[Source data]
-----

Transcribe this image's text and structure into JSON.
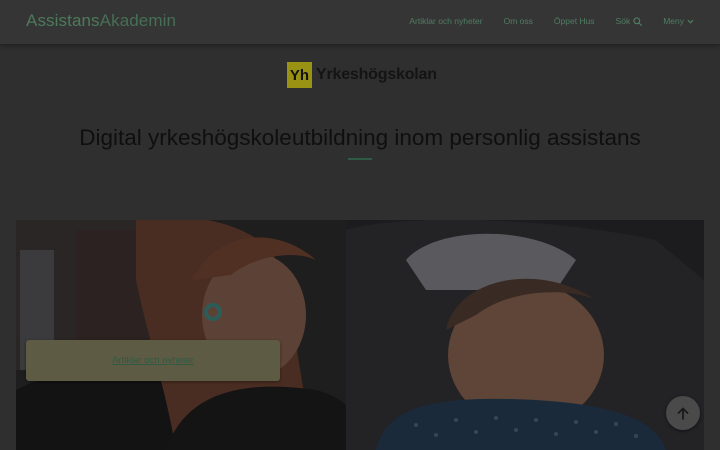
{
  "header": {
    "logo_part1": "Assistans",
    "logo_part2": "Akademin",
    "nav": [
      {
        "label": "Artiklar och nyheter"
      },
      {
        "label": "Om oss"
      },
      {
        "label": "Öppet Hus"
      },
      {
        "label": "Sök",
        "icon": "search-icon"
      },
      {
        "label": "Meny",
        "icon": "chevron-down-icon"
      }
    ]
  },
  "yh": {
    "badge": "Yh",
    "name": "Yrkeshögskolan"
  },
  "page": {
    "title": "Digital yrkeshögskoleutbildning inom personlig assistans"
  },
  "card": {
    "link_label": "Artiklar och nyheter"
  },
  "colors": {
    "accent": "#4c7a5a",
    "overlay": "#2f2f2f",
    "yh_yellow": "#9a9212"
  }
}
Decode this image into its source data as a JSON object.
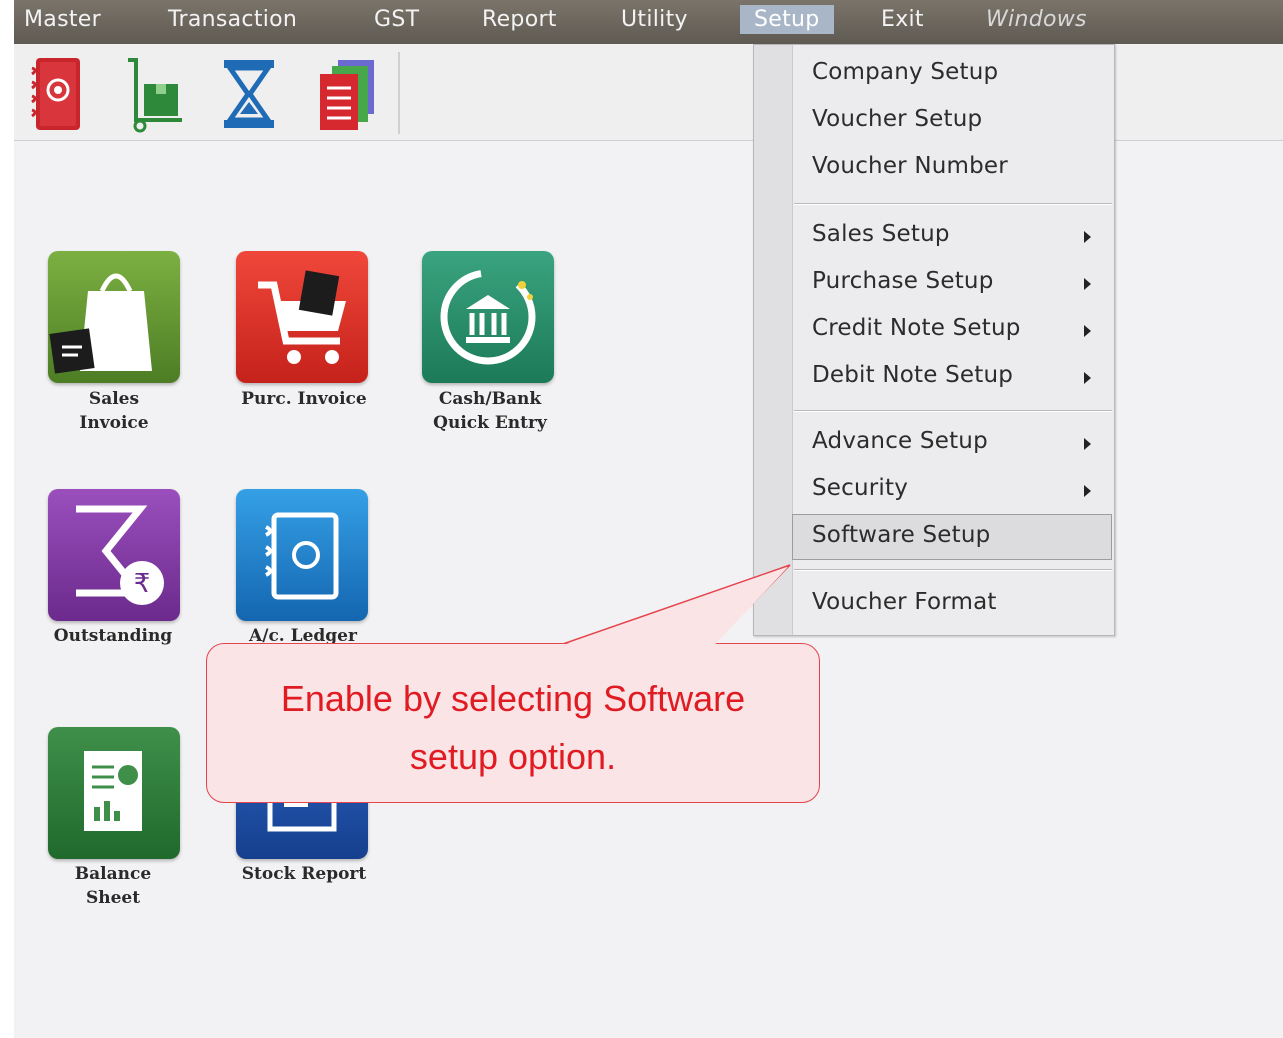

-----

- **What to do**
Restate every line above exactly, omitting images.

- **Output for this exercise**
Transcribe this image's text and structure into JSON.
{
  "header": {
    "logo_part1": "Assistans",
    "logo_part2": "Akademin",
    "nav": [
      {
        "label": "Artiklar och nyheter"
      },
      {
        "label": "Om oss"
      },
      {
        "label": "Öppet Hus"
      },
      {
        "label": "Sök",
        "icon": "search-icon"
      },
      {
        "label": "Meny",
        "icon": "chevron-down-icon"
      }
    ]
  },
  "yh": {
    "badge": "Yh",
    "name": "Yrkeshögskolan"
  },
  "page": {
    "title": "Digital yrkeshögskoleutbildning inom personlig assistans"
  },
  "card": {
    "link_label": "Artiklar och nyheter"
  },
  "colors": {
    "accent": "#4c7a5a",
    "overlay": "#2f2f2f",
    "yh_yellow": "#9a9212"
  }
}
Decode this image into its source data as a JSON object.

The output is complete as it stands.